Nipawin - Friday, August 31, 2001 - by: Mario deSantis


"I still think and say that Keynesian ideas about how the economy works and what policies can make it work better are relevant today" -- James Tobin, 1981 Nobel Prize Winner for Economics




Our neoclassical economic science based on the concept that the market will find automatically its equilibrium if left to itself is baloney. Because of this misconception of a natural predisposition for the market to stabilize and provide the best allocation of resources, economists have been building statistical optimization models to find the equilibrium of any subpart of the economic environment.




In pursuing the solutions (equilibrium points) of these statistical optimization models, our economists have artificially supported a deterministic approach to our political environment and this is why our politicians have been misdirecting and cheating the people in their economic policies, and especially so in the last ten years of economic globalization.

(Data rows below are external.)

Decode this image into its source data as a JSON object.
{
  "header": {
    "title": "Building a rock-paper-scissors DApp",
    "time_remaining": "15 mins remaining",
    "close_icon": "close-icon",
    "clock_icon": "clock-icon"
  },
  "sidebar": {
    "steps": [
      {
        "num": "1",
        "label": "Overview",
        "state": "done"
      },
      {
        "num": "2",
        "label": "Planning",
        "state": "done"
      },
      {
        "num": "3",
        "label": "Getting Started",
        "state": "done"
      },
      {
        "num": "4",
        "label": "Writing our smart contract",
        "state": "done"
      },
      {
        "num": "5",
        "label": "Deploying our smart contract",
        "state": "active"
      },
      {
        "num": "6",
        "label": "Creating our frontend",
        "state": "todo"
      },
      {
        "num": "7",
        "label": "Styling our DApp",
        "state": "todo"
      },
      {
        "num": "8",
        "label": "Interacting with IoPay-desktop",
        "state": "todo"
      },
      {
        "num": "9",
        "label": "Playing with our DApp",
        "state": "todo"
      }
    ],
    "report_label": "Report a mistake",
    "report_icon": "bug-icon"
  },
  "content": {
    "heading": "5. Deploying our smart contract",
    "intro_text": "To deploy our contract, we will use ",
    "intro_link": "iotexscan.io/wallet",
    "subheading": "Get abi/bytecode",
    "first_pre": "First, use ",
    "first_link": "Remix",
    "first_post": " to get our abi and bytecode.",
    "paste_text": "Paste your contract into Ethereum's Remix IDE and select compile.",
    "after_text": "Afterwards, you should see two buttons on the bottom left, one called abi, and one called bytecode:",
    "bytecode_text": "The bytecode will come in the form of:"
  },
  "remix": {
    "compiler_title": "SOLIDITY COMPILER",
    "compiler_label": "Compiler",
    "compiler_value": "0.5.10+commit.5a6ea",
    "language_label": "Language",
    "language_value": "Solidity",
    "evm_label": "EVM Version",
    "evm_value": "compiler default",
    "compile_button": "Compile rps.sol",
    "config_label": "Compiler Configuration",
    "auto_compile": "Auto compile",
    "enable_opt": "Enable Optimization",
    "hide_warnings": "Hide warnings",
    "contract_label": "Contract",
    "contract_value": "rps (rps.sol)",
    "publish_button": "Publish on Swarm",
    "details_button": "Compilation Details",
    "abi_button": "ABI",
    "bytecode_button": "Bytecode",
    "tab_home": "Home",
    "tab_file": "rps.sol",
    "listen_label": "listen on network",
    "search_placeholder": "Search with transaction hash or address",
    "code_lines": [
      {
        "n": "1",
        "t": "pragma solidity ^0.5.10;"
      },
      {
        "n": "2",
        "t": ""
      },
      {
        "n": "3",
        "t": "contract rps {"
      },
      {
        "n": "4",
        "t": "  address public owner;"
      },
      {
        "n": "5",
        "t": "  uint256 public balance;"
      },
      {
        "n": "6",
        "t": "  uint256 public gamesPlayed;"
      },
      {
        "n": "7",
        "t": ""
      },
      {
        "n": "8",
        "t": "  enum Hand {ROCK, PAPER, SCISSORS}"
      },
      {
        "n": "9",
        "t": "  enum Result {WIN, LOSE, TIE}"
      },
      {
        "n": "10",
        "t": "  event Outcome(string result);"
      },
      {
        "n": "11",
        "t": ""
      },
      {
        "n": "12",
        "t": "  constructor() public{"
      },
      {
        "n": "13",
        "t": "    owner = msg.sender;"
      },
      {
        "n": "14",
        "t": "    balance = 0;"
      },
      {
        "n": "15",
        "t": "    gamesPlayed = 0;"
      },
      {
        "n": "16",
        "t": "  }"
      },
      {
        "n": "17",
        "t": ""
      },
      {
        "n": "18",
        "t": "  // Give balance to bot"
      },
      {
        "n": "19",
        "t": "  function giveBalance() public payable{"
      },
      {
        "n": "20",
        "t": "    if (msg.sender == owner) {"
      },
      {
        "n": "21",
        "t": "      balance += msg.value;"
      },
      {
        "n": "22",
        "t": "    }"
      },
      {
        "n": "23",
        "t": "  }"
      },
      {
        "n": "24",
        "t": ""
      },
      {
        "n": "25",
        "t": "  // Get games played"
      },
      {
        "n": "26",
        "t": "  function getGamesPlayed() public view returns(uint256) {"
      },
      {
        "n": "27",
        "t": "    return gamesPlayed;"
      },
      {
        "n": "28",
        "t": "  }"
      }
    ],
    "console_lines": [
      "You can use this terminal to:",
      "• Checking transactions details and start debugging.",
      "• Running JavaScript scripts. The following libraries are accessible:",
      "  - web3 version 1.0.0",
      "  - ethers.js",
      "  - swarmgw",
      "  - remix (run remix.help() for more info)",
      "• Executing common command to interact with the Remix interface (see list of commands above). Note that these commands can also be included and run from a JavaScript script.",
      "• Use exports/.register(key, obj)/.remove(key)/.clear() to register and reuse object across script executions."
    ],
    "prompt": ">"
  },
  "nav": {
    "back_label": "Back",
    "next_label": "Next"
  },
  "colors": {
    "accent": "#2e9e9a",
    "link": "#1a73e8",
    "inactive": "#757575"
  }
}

Economy is a social science where the welfare of people is not measured in mathematical or statistical terms. Therefore, mathematics or statistics must be used as tools to help us be more intelligent and creative; mathematics or statistics must not be used to build economic models, per se, to either predict or determine our future.




Three years ago I discovered the field of system dynamics as described by Jay Forrester and I understood how deeply important was Forrester's concept that any system can be imagined in terms of interrelated flows and stocks changing over time ( think of our waters where rivers are flows and lakes are stocks; or think of a company where profits are flows and owners' capital is a stock; or think of our human understanding where learning is a flow and knowledge is a stock...). I know now that we can use the concept of system dynamics to understand our social and economic environment.



I am

While the optimization of mathematical or statistical economic models are focused in finding deterministic solutions or equilibrium points and predict the future, system dynamics models are focused not in predicting the future, but in understanding the behaviour of the flows and stocks of the economic system over time. Metaphorically, I associate the word 'telling' to the mathematical and statistical models, and the word 'learning' to system dynamics models. I can say, my readers, how aggravated I feel when I hear the phrase 'I told you so' and how much happier I feel when I hear the phrase 'I am learning.'




Few days ago we mentioned of the stupidity of our monetary economists who, disregarding the inertia and time delays intrinsic in the economy, wanting to use the changing of the central banks' interest rates in order to drive the economy and fight inflation. Yesterday, as I was researching on the 'Tobin's tax' as a means to reduce the speculative components of international transactions on foreign currencies, I was heartened to find out this quote by Nobel Prize Winner Economist James Tobin

effect on
capital investment

"The 'Yale approach' to monetary and financial theory has been widely used in empirical flow-of-funds studies and in modeling international capital movements. Our approach also explicitly recognizes the stock-flow dynamics of saving, investment, and asset accumulation, as in my 1981 Nobel lecture.... Without these effects, macro stories about policies and other events are incomplete. The bottom line of monetary policy is its effect on capital investment, in business plant and equipment, residences, inventories, and consumer durable goods. The effect is not well represented by the market interest rates usually cited, or by quantities of money or credit."




We must get rid of the speculative interest of our financial environment. One way to offset these speculations would be to play with taxes similar to the one proposed by Tobin. However, a better way to play against these speculations would be to use the simple tool of system dynamics in every facet of our living, beginning with the education of our children.
  Related social and economic articles published by Ensign
  AMES TOBIN, from 'Lives of the Laureates, Seven Nobel Economists' Edited by William Breit and Roger W. Spencer, The MIT Press, Cambridge, Massachusetts, London, England, 1986
  EDITORIAL: Tobin Tax time, Twenty-five years ago, Nobel Prize-winning economist James Tobin proposed a modest tax on speculative financial transactions.
  The System Dynamics Society,
  System Dynamics / Systems Thinking Mega Link List, by Günther Ossimitz